With recent headlines announcing large-scale ransomware attacks on multinational corporations, including the theft of 150 million credit reports and personal information, the awareness of cybersecurity has never been higher. A cyber attack could result in significant financial losses, cause permanent damage to your brand and reputation, put you at risk of fines and prosecution and compromise your intellectual property.

While there are many areas of cybersecurity which merit your attention, these are five key areas you should focus on:

1. Cybersecurity Health Check

A cybersecurity health check helps you understand where your business is at greatest risk of an attack. It outlines what you could lose and ensures your investment and resources are properly allocated to provide the greatest protection.

When completing a health check, ask yourself what is most at risk:

  • Do you store personal data or use proprietary research or technology?
  • What would cause the most damage, financially or reputationally, to your customers?
  • What would be of greatest value to the attacker?

Once you have completed your health check, initiate an action plan to better secure the highest-risk areas of your technology infrastructure. Review this process annually at a minimum.

2. Focus on Prevention

New threats are evolving faster than traditional defences can keep up. Therefore, a strategy completely focused on protection will always be a step behind. Organizations need to direct more of their cybersecurity budget toward preventative measures which help them see where they are vulnerable and where defences must be strengthened. These can help you scan your infrastructure for known exploits employed by cybercriminals and model how they could compromise your existing cybersecurity controls.

3. Have a Plan

Just as your office has safety procedures in the event of a fire, your business should have an incident response plan to defend your data in the event of a cyberattack.
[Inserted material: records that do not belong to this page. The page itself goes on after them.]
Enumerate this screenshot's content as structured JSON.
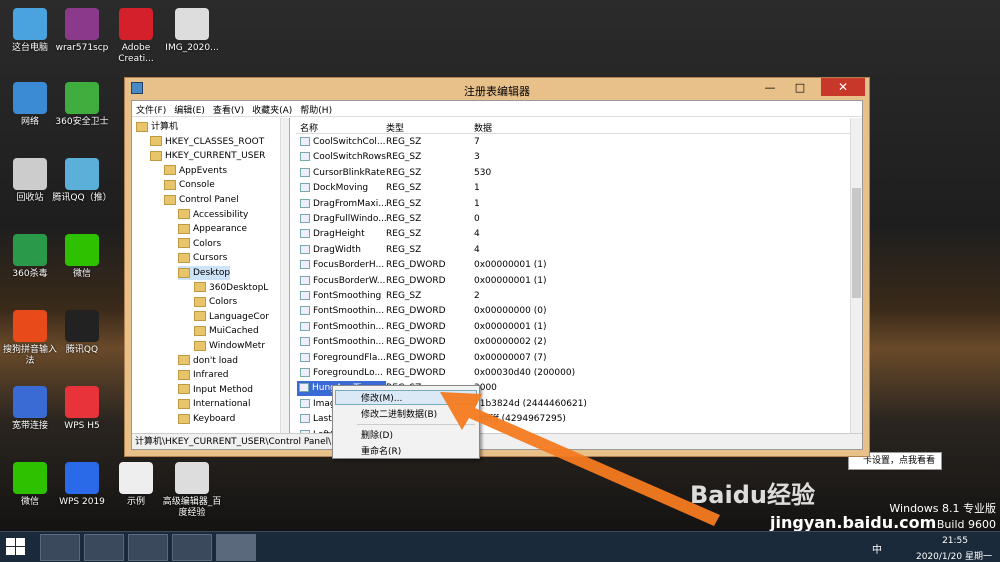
{
  "desktop": {
    "icons": [
      {
        "label": "这台电脑",
        "color": "#4aa3df"
      },
      {
        "label": "wrar571scp",
        "color": "#8b3a8b"
      },
      {
        "label": "Adobe Creati...",
        "color": "#d4202a"
      },
      {
        "label": "IMG_2020...",
        "color": "#ddd"
      },
      {
        "label": "网络",
        "color": "#3a8ad4"
      },
      {
        "label": "360安全卫士",
        "color": "#3fae3f"
      },
      {
        "label": "回收站",
        "color": "#ccc"
      },
      {
        "label": "腾讯QQ（推）",
        "color": "#5ab0d8"
      },
      {
        "label": "360杀毒",
        "color": "#2a9a4a"
      },
      {
        "label": "微信",
        "color": "#2dc100"
      },
      {
        "label": "搜狗拼音输入法",
        "color": "#e84a1a"
      },
      {
        "label": "腾讯QQ",
        "color": "#222"
      },
      {
        "label": "宽带连接",
        "color": "#3a6ad4"
      },
      {
        "label": "WPS H5",
        "color": "#e8333a"
      },
      {
        "label": "微信",
        "color": "#2dc100"
      },
      {
        "label": "WPS 2019",
        "color": "#2a6ae8"
      },
      {
        "label": "示例",
        "color": "#eee"
      },
      {
        "label": "高级编辑器_百度经验",
        "color": "#ddd"
      }
    ]
  },
  "window": {
    "title": "注册表编辑器",
    "close": "✕",
    "minimize": "—",
    "maximize": "□",
    "menu": [
      "文件(F)",
      "编辑(E)",
      "查看(V)",
      "收藏夹(A)",
      "帮助(H)"
    ],
    "tree": [
      "计算机",
      "HKEY_CLASSES_ROOT",
      "HKEY_CURRENT_USER",
      "AppEvents",
      "Console",
      "Control Panel",
      "Accessibility",
      "Appearance",
      "Colors",
      "Cursors",
      "Desktop",
      "360DesktopL",
      "Colors",
      "LanguageCor",
      "MuiCached",
      "WindowMetr",
      "don't load",
      "Infrared",
      "Input Method",
      "International",
      "Keyboard"
    ],
    "columns": {
      "name": "名称",
      "type": "类型",
      "data": "数据"
    },
    "rows": [
      {
        "name": "CoolSwitchCol...",
        "type": "REG_SZ",
        "data": "7"
      },
      {
        "name": "CoolSwitchRows",
        "type": "REG_SZ",
        "data": "3"
      },
      {
        "name": "CursorBlinkRate",
        "type": "REG_SZ",
        "data": "530"
      },
      {
        "name": "DockMoving",
        "type": "REG_SZ",
        "data": "1"
      },
      {
        "name": "DragFromMaxi...",
        "type": "REG_SZ",
        "data": "1"
      },
      {
        "name": "DragFullWindo...",
        "type": "REG_SZ",
        "data": "0"
      },
      {
        "name": "DragHeight",
        "type": "REG_SZ",
        "data": "4"
      },
      {
        "name": "DragWidth",
        "type": "REG_SZ",
        "data": "4"
      },
      {
        "name": "FocusBorderH...",
        "type": "REG_DWORD",
        "data": "0x00000001 (1)"
      },
      {
        "name": "FocusBorderW...",
        "type": "REG_DWORD",
        "data": "0x00000001 (1)"
      },
      {
        "name": "FontSmoothing",
        "type": "REG_SZ",
        "data": "2"
      },
      {
        "name": "FontSmoothin...",
        "type": "REG_DWORD",
        "data": "0x00000000 (0)"
      },
      {
        "name": "FontSmoothin...",
        "type": "REG_DWORD",
        "data": "0x00000001 (1)"
      },
      {
        "name": "FontSmoothin...",
        "type": "REG_DWORD",
        "data": "0x00000002 (2)"
      },
      {
        "name": "ForegroundFla...",
        "type": "REG_DWORD",
        "data": "0x00000007 (7)"
      },
      {
        "name": "ForegroundLo...",
        "type": "REG_DWORD",
        "data": "0x00030d40 (200000)"
      },
      {
        "name": "HungAppTime...",
        "type": "REG_SZ",
        "data": "3000"
      },
      {
        "name": "Image",
        "type": "",
        "data": "91b3824d (2444460621)"
      },
      {
        "name": "LastUp",
        "type": "",
        "data": "ffffffff (4294967295)"
      },
      {
        "name": "LeftOv",
        "type": "",
        "data": ""
      }
    ],
    "status": "计算机\\HKEY_CURRENT_USER\\Control Panel\\Des"
  },
  "context_menu": [
    "修改(M)...",
    "修改二进制数据(B)",
    "删除(D)",
    "重命名(R)"
  ],
  "tooltip": "卡设置，点我看看",
  "watermark": {
    "site": "jingyan.baidu.com",
    "brand": "Baidu经验"
  },
  "os": {
    "edition": "Windows 8.1 专业版",
    "build": "Build 9600"
  },
  "taskbar": {
    "ime": "中",
    "time": "21:55",
    "date": "2020/1/20 星期一"
  },
  "colors": {
    "arrow": "#f47a20",
    "titlebar": "#e8c08a",
    "selection": "#3a6ad4"
  }
}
This plan should include:

  • A legal team to provide guidance and communicate cybersecurity matters within the court system.
  • A communications plan or team to develop messaging for both your clients and the media, if necessary.
  • A cybersecurity firm to help contain and eliminate the threat and conduct digital forensics once the attack is resolved.
  • An incident response plan dictating the actions of key employees and outlining how to respond to the threat. This plan should be practiced frequently.

4. Education and Training

All staff play a role in ensuring your organization’s cybersecurity. Frequent education is critical.

Your training programs should include

  • Leadership involvement and role-modelling.
  • Overview of long-term cybersecurity plan and goals.
  • Personalized training plans based on role and access level.
  • Understand and Limit Access to Information

5. Understand and limit access to information

Ensuring the safety of your data means knowing who has access to your information and frequently reviewing whether certain permissions are required to do business. This will also include third-party service providers. An annual review of their security posture and access rights should be completed.

Assessing and prioritizing data:

  • Who should have access to this information?
  • What information is private and sensitive?
  • What qualifies as intellectual property and how tightly is it guarded?
  • What controls and agreements do you have in place?

In this constantly evolving technology landscape, it is important to understand where your organization is vulnerable to cybersecurity threats. An impartial third-party assessment is an effective first step for identifying gaps in your cyber defence strategy and learning what you can do to protect your information.